You suddenly find yourself in need of a web development company to help you build the next killer application out there to topple all others. Maybe you're trying to bid this work out for your employer as part of your responsibilities, or maybe it's your own idea for a company you want to start. Either way, you need a professional to get involved to help you steer the way.
How do you make such a huge decision? While building a web application or website for a business is a lot cheaper than building on offline business, the charges can still add up. Add in the cost of hosting, servers, security, and bandwidth and you can very easily go from budgeting "just a few thousand" to needing many more resources. To help you avoid this type of situation, here are a few tips from a seasoned web application developer:
1. Scoping is everything!
Scoping a project is the most important thing you can do when getting bids out for a website. It's easy to say that you want a site that "let's a user upload pictures", but the reality is that a programmer needs much more information. Just as you wouldn't expect an engineer that designs cars to work off of "it needs to have four wheels", you also can't expect someone to understand exactly what you want when you are too vague.
The easiest way to scope any piece of work is to think of the site in terms of what a "user" can do. What is a user? It's everyone and anyone that can conceivably use what you're going to build.
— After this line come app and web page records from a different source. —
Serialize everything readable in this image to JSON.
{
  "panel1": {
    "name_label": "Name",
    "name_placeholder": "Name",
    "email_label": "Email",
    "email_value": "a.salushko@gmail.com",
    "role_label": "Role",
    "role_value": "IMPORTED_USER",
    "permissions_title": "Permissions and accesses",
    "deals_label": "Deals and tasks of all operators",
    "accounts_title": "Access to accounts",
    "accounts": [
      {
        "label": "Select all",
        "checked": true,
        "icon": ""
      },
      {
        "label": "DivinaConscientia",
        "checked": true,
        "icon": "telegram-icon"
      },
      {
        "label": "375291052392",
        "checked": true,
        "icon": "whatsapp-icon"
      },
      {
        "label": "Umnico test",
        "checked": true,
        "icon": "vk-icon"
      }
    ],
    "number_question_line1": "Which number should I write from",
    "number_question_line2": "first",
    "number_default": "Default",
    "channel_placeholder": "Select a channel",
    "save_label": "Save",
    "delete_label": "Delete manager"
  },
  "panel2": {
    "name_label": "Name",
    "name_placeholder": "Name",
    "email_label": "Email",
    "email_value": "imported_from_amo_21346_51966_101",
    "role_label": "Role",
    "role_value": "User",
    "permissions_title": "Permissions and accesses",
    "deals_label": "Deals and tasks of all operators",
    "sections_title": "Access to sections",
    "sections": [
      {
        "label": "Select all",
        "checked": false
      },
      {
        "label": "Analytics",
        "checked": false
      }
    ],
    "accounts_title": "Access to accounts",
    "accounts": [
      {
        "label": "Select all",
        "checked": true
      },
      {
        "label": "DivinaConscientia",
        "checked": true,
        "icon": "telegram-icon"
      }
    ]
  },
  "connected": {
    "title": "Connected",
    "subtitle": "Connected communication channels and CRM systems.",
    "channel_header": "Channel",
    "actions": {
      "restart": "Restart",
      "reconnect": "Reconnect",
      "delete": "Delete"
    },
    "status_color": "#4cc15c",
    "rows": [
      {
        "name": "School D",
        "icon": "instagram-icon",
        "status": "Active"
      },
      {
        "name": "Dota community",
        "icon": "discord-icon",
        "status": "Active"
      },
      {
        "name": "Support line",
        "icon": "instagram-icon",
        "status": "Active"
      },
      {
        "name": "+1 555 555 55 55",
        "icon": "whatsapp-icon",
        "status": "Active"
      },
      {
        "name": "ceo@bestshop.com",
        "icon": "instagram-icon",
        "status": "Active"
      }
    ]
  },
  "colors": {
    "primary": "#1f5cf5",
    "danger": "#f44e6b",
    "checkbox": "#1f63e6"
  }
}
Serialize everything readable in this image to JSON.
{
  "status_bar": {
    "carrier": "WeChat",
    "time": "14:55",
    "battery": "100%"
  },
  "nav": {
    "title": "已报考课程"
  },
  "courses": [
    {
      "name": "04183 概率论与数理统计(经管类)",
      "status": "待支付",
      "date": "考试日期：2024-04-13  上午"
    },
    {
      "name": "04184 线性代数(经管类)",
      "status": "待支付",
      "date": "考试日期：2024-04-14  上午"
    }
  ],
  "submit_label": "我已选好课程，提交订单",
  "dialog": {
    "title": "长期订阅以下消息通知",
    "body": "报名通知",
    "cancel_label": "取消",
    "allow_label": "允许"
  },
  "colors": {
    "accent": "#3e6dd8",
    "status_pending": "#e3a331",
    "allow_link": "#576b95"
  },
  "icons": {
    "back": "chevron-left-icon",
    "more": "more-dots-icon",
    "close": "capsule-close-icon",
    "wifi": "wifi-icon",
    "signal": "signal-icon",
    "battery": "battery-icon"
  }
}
How do they upload images? How do they register for the site? Do they pay for the site, or do you have ads? How do you as an administrator delete, edit, or modify what a user uploads? These are the types of questions that a programmer will ask, and unless you have a solid answer your costs can quickly spiral.
2. You get what you pay for
It might sound trite to say, but do you really expect someone to build you a "Google killing" website for only $ 500? If you don't have a realistic view of how many hours it takes to build an app you should stop what you're doing right now. Sure, you know a 15 year old kid who can setup a blog, but how about someone who can guide you in the process of building a scalable app that can support millions of users in a secure and stable way?
While outsourcing is a very popular way of "saving", also know that a lower hourly rate doesn't mean a lower project cost. It's often times much better to pay a real pro $ 100 an hour vs. hiring an outsourced team for $ 10 an hour because the pro knows exactly how to get it done. Think about any home project you've ever done. Sure, it looks easy to install tile when you watch a home improvement show, but when it comes down to it, it's probably better in the long term to just pay for the work.
3. Think "Agile"
Agile is a web development process that is meant to get quick releases done on a regular basis. This is the best way to structure any web development process because it let's you stretch the cost over time and ramp up. You can launch a website with "the basics" and then continue to add on functionality over time. This is in stark contrast to trying to get a 100% perfect product out the first time – it's hard as hell to do!
Agile development also gives you the ability to get real users into your site over time to get real world feedback. This can dramatically alter how you development – maybe you find out that the super cool feature you want is something that no one else does. This turns into a better road map of where you're going.
There's much more information on how you can approach a web project, but if you think about these three items you're a lot farther than most "pie in the sky" dreamers who think they'll hit it big